Ai Weiwei Opens First Solo Exhibition in China Since 2011

The Chinese media responded positively to the show's non-political content.

Ai Weiwei. Courtesy Center for the Creative Arts.
Ai Weiwei. Courtesy Center for the Creative Arts.

Ai Weiwei has opened a his first solo exhibition in China since 2011. The eponymously titled exhibition “Ai Weiwei” opened at Galeria Continua at the Tang Contemporary Art Center in 798, the art district in Beijing, on the last weekend in May.

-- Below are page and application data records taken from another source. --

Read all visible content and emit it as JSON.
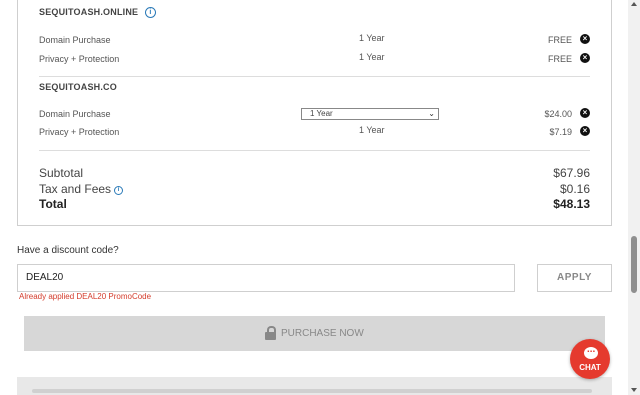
{
  "cart": {
    "domains": [
      {
        "name": "SEQUITOASH.ONLINE",
        "items": [
          {
            "label": "Domain Purchase",
            "term": "1 Year",
            "price": "FREE"
          },
          {
            "label": "Privacy + Protection",
            "term": "1 Year",
            "price": "FREE"
          }
        ]
      },
      {
        "name": "SEQUITOASH.CO",
        "items": [
          {
            "label": "Domain Purchase",
            "term": "1 Year",
            "price": "$24.00"
          },
          {
            "label": "Privacy + Protection",
            "term": "1 Year",
            "price": "$7.19"
          }
        ]
      }
    ],
    "summary": {
      "subtotal_label": "Subtotal",
      "subtotal": "$67.96",
      "tax_label": "Tax and Fees",
      "tax": "$0.16",
      "total_label": "Total",
      "total": "$48.13"
    }
  },
  "discount": {
    "heading": "Have a discount code?",
    "code_value": "DEAL20",
    "apply_label": "APPLY",
    "status_message": "Already applied DEAL20 PromoCode"
  },
  "purchase": {
    "label": "PURCHASE NOW",
    "icon": "lock-icon"
  },
  "chat": {
    "label": "CHAT",
    "icon": "chat-bubble-icon",
    "color": "#e53a2e"
  },
  "colors": {
    "error": "#d43c2c",
    "info": "#2a7ab8",
    "disabled_button": "#d7d7d7"
  }
}
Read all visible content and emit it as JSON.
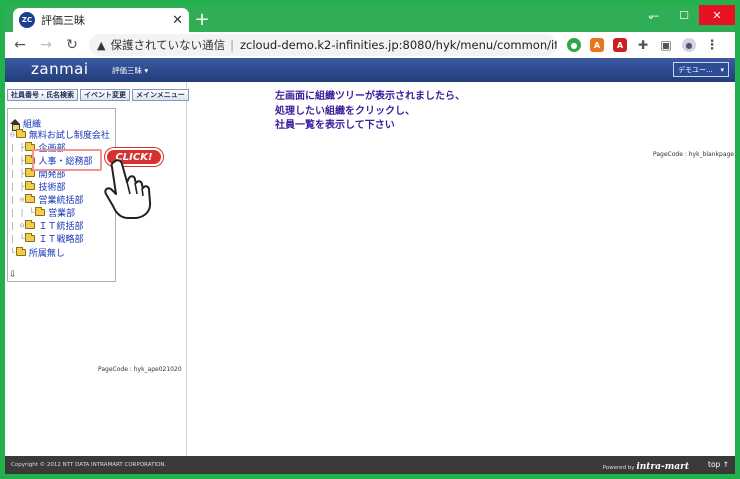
{
  "browser": {
    "tab_title": "評価三昧",
    "favicon_text": "ZC",
    "insecure_label": "保護されていない通信",
    "separator": "|",
    "url": "zcloud-demo.k2-infinities.jp:8080/hyk/menu/common/if···"
  },
  "app": {
    "logo": "zanmai",
    "user_menu": "評価三昧 ▾",
    "select_value": "デモユー...",
    "left_tabs": [
      "社員番号・氏名検索",
      "イベント変更",
      "メインメニュー"
    ],
    "tree_root": "組織",
    "tree": [
      {
        "guide": "⊖",
        "label": "無料お試し制度会社"
      },
      {
        "guide": "|  ├",
        "label": "企画部"
      },
      {
        "guide": "|  ├",
        "label": "人事・総務部"
      },
      {
        "guide": "|  ├",
        "label": "開発部"
      },
      {
        "guide": "|  ├",
        "label": "技術部"
      },
      {
        "guide": "|  ⊖",
        "label": "営業統括部"
      },
      {
        "guide": "|  |  └",
        "label": "営業部"
      },
      {
        "guide": "|  ⊖",
        "label": "ＩＴ統括部"
      },
      {
        "guide": "|     └",
        "label": "ＩＴ戦略部"
      },
      {
        "guide": "└",
        "label": "所属無し"
      }
    ],
    "pagecode_left": "PageCode : hyk_ape021020",
    "pagecode_right": "PageCode : hyk_blankpage",
    "main_message": [
      "左画面に組織ツリーが表示されましたら、",
      "処理したい組織をクリックし、",
      "社員一覧を表示して下さい"
    ],
    "click_badge": "CLICK!",
    "footer_copyright": "Copyright © 2012 NTT DATA INTRAMART CORPORATION.",
    "footer_powered": "Powered by",
    "footer_brand": "intra-mart",
    "footer_top": "top ↑"
  }
}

The exhibition has been well received by the Chinese media, the New York Times reports. It had been approved by the authorities, but was re-scheduled to prevent it from coinciding with the anniversary of the Tiananmen Square protests of 1989 on June 4 (see Draconian Landlords Force Hong Kong’s Tiananmen Museum to Relocate).

Ai Weiwei’s Circle of Animals/Zodiac Heads (2010)Photo: Phillips

Ai Weiwei’s Circle of Animals/Zodiac Heads (2010)
Photo: Phillips

In comparison to his previous shows the subject matter has no political undertones, a development which Chinese media has viewed as a positive.

The Global Times, which has been very critical of Ai in the past, praised the exhibition saying he should consider himself lucky among the dissidents and for being given a chance to “turn over the page.”

Forbidden from leaving China since 2011 Ai has been living and working out of his Beijing compound, and only exhibiting internationally, with considerable success (see Ai Weiwei, Darling Dissident, Presents Largest Ever Show in Berlin Spanning 32,300 Square Feet and Ai Weiwei Takes Over Downton Abbey-esque Estate).

His previous outspoken criticism of the Chinese Government lead to his being beaten by police and later “disappeared” for three months, in 2011, leading to international cries of “Where is Ai Weiwei?”

Chinese authorities have infamously confiscated his passport following his detention (see China Can’t Even Deal With a Pro-Ai Weiwei T-Shirt).

The whole story was captured and widely broadcast in the feature length documentary Ai Weiwei: Never Sorry (2012). The film followed Ai through his protests following unreported deaths of children during the Sichuan earthquake in 2008, and human rights abuses surrounding the construction of the Bird’s Nest stadium for the Beijing 2008 Oympics.

“It’s surprising,” Ai told the NYT upon being asked at the event what it felt like to attend one of his openings in person. “It feels different.”

The film also captured Ai Weiwei’s relationship with his now six-year-old son Ai Lao who, able to travel, recently accepted the “Amnesty International Ambassador of Conscience Award” on his father’s behalf (see Ai Weiwei and Joan Baez Get Amnesty International’s Top Human Rights Award).

Ai has two further exhibitions opening in Beijing  this month providing Chinese fans a rare chance to see his work at Magician Space and Chambers Fine Art. He also has a show opening at London’s Royal Academy on September 19.

“Ai Weiwei” in on view at Galleria Continua/Tang Contemporary Art District 798, Beijing through September 6.


Follow artnet News on Facebook:


Want to stay ahead of the art world? Subscribe to our newsletter to get the breaking news, eye-opening interviews, and incisive critical takes that drive the conversation forward.

Share

Article topics